● **Aim of the exercise**:
From the records below, count the lines holding the string "views". Only the number is wanted.
[Opening Data listing section]
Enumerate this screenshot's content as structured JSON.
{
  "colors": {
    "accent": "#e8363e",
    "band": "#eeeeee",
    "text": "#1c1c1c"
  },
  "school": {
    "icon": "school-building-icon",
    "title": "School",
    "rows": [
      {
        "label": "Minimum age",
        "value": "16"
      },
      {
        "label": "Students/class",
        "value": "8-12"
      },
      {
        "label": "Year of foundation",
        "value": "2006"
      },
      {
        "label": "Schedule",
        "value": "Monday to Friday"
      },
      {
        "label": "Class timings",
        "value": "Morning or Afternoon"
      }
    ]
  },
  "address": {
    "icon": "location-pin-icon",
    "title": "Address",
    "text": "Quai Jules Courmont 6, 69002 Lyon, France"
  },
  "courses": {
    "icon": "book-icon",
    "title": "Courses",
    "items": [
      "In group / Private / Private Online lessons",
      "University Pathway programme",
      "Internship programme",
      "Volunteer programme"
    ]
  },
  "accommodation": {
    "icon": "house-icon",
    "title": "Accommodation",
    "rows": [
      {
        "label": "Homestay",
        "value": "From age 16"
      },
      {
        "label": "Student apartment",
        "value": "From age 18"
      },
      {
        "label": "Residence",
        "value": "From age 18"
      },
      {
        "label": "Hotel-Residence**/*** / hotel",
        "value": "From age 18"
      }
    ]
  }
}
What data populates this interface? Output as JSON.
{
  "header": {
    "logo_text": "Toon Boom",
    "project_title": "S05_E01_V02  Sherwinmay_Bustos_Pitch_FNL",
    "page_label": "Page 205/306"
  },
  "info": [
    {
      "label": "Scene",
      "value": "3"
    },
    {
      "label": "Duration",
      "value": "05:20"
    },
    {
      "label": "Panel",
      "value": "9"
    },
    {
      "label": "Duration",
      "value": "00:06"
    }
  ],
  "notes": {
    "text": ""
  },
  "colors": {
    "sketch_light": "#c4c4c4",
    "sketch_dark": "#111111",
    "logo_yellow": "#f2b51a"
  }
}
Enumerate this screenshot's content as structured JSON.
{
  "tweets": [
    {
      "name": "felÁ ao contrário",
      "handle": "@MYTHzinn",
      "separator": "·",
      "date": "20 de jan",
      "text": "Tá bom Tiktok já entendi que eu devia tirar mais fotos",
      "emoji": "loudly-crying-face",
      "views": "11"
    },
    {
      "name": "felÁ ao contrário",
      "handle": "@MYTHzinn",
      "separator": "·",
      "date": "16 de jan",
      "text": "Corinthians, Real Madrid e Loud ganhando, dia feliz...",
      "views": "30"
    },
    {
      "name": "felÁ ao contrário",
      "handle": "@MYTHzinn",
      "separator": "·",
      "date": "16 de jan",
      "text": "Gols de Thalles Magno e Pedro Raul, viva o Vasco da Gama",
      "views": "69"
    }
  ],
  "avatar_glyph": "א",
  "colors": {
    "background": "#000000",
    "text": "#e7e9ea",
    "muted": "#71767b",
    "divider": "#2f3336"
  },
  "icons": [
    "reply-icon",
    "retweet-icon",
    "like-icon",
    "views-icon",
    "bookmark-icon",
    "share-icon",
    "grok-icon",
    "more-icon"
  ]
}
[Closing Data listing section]
● **Answer to this exercise**:
4